Directions:
Could you write out the records below exactly as they appear, leaving out any pictures?

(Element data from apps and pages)
******

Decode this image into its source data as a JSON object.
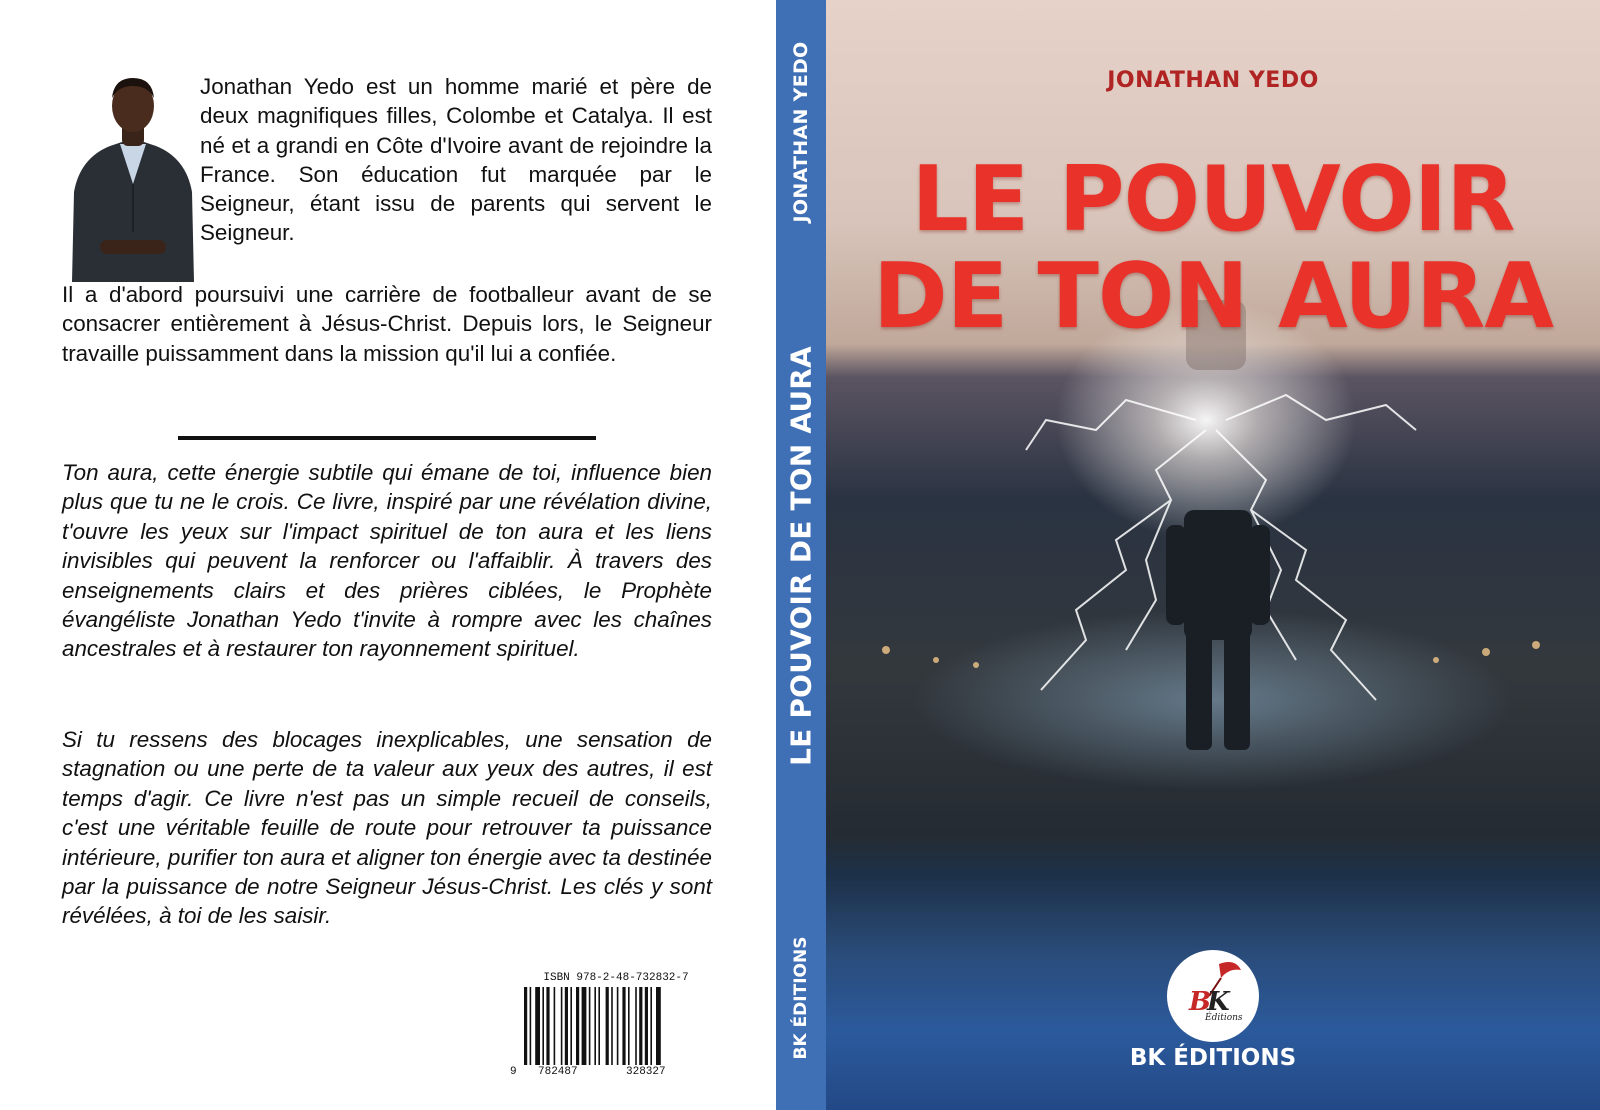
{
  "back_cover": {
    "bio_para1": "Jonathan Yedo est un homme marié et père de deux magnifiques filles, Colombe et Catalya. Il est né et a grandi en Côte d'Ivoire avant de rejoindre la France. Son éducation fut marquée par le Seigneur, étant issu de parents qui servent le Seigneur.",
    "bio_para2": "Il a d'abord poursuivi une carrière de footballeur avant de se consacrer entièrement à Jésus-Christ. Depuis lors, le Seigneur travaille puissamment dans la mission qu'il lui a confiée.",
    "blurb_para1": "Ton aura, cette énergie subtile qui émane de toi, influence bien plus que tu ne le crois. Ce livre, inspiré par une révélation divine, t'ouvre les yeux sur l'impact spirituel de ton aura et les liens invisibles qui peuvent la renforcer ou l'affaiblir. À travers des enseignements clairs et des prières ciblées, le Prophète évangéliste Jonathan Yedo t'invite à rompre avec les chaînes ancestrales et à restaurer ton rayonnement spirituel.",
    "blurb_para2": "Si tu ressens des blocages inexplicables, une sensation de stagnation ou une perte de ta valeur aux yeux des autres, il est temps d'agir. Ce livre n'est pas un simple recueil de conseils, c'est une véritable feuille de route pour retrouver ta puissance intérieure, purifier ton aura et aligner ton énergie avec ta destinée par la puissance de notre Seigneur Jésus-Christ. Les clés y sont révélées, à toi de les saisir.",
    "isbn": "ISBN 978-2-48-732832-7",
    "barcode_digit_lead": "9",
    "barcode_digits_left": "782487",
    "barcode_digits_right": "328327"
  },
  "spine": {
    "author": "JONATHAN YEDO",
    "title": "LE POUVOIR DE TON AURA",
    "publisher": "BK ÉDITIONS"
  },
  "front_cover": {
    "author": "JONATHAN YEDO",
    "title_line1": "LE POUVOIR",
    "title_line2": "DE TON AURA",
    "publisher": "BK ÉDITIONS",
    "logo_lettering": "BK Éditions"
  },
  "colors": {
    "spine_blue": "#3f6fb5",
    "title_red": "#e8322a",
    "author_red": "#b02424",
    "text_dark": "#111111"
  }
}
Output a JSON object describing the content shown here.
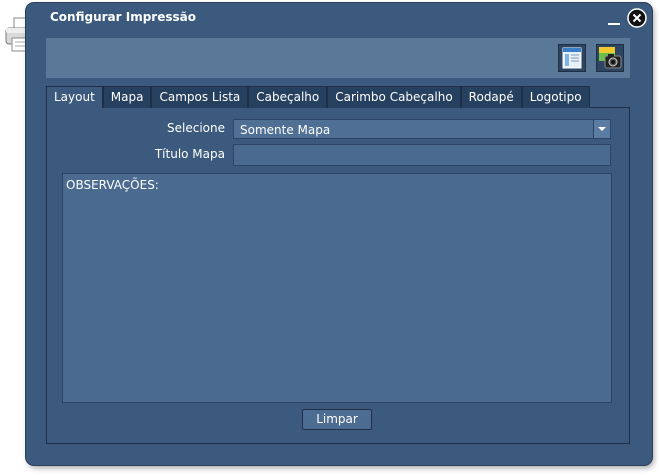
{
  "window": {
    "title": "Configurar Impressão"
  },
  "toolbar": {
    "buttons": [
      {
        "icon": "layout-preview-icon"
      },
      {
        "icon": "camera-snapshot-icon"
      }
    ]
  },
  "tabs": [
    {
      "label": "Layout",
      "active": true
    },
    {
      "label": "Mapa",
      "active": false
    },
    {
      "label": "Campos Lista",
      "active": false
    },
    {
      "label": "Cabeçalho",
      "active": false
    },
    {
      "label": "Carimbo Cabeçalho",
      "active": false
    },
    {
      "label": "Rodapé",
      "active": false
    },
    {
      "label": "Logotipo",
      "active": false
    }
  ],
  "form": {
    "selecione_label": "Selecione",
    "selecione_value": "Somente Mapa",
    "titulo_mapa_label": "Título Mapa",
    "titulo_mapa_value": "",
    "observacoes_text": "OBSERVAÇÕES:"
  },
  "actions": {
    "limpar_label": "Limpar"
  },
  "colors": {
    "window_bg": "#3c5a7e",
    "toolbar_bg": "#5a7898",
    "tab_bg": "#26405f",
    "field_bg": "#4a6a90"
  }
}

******

Result for this exercise:
Decode this image into its source data as a JSON object.
{
  "back_cover": {
    "bio_para1": "Jonathan Yedo est un homme marié et père de deux magnifiques filles, Colombe et Catalya. Il est né et a grandi en Côte d'Ivoire avant de rejoindre la France. Son éducation fut marquée par le Seigneur, étant issu de parents qui servent le Seigneur.",
    "bio_para2": "Il a d'abord poursuivi une carrière de footballeur avant de se consacrer entièrement à Jésus-Christ. Depuis lors, le Seigneur travaille puissamment dans la mission qu'il lui a confiée.",
    "blurb_para1": "Ton aura, cette énergie subtile qui émane de toi, influence bien plus que tu ne le crois. Ce livre, inspiré par une révélation divine, t'ouvre les yeux sur l'impact spirituel de ton aura et les liens invisibles qui peuvent la renforcer ou l'affaiblir. À travers des enseignements clairs et des prières ciblées, le Prophète évangéliste Jonathan Yedo t'invite à rompre avec les chaînes ancestrales et à restaurer ton rayonnement spirituel.",
    "blurb_para2": "Si tu ressens des blocages inexplicables, une sensation de stagnation ou une perte de ta valeur aux yeux des autres, il est temps d'agir. Ce livre n'est pas un simple recueil de conseils, c'est une véritable feuille de route pour retrouver ta puissance intérieure, purifier ton aura et aligner ton énergie avec ta destinée par la puissance de notre Seigneur Jésus-Christ. Les clés y sont révélées, à toi de les saisir.",
    "isbn": "ISBN 978-2-48-732832-7",
    "barcode_digit_lead": "9",
    "barcode_digits_left": "782487",
    "barcode_digits_right": "328327"
  },
  "spine": {
    "author": "JONATHAN YEDO",
    "title": "LE POUVOIR DE TON AURA",
    "publisher": "BK ÉDITIONS"
  },
  "front_cover": {
    "author": "JONATHAN YEDO",
    "title_line1": "LE POUVOIR",
    "title_line2": "DE TON AURA",
    "publisher": "BK ÉDITIONS",
    "logo_lettering": "BK Éditions"
  },
  "colors": {
    "spine_blue": "#3f6fb5",
    "title_red": "#e8322a",
    "author_red": "#b02424",
    "text_dark": "#111111"
  }
}
Output a JSON object describing the content shown here.
{
  "window": {
    "title": "Configurar Impressão"
  },
  "toolbar": {
    "buttons": [
      {
        "icon": "layout-preview-icon"
      },
      {
        "icon": "camera-snapshot-icon"
      }
    ]
  },
  "tabs": [
    {
      "label": "Layout",
      "active": true
    },
    {
      "label": "Mapa",
      "active": false
    },
    {
      "label": "Campos Lista",
      "active": false
    },
    {
      "label": "Cabeçalho",
      "active": false
    },
    {
      "label": "Carimbo Cabeçalho",
      "active": false
    },
    {
      "label": "Rodapé",
      "active": false
    },
    {
      "label": "Logotipo",
      "active": false
    }
  ],
  "form": {
    "selecione_label": "Selecione",
    "selecione_value": "Somente Mapa",
    "titulo_mapa_label": "Título Mapa",
    "titulo_mapa_value": "",
    "observacoes_text": "OBSERVAÇÕES:"
  },
  "actions": {
    "limpar_label": "Limpar"
  },
  "colors": {
    "window_bg": "#3c5a7e",
    "toolbar_bg": "#5a7898",
    "tab_bg": "#26405f",
    "field_bg": "#4a6a90"
  }
}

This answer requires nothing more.